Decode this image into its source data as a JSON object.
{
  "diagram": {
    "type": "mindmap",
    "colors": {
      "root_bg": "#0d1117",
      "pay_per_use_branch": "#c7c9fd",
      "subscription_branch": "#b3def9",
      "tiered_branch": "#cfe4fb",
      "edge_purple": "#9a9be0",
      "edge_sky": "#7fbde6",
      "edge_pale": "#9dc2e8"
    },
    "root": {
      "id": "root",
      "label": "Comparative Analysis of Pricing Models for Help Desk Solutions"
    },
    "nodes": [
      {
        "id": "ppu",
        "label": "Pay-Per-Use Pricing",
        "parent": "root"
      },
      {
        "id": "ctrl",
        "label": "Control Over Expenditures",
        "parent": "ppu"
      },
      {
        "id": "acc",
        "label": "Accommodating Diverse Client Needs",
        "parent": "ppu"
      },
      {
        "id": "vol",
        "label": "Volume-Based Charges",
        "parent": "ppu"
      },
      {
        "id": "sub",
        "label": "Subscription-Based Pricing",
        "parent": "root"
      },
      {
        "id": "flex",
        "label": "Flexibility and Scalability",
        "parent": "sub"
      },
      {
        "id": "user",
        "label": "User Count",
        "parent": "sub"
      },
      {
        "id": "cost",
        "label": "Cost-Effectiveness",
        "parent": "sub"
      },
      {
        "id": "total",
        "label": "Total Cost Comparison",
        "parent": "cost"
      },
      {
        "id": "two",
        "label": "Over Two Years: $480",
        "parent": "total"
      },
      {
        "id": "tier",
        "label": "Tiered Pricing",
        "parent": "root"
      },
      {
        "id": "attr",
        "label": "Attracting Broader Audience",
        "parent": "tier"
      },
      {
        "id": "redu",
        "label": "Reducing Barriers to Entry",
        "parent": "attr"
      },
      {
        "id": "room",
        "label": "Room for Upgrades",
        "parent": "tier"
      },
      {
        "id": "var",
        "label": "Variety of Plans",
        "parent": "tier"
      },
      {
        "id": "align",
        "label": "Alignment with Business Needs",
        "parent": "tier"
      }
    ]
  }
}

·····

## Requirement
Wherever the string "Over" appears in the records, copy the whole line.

## Answer to the exercise
        "label": "Control Over Expenditures",
        "label": "Over Two Years: $480",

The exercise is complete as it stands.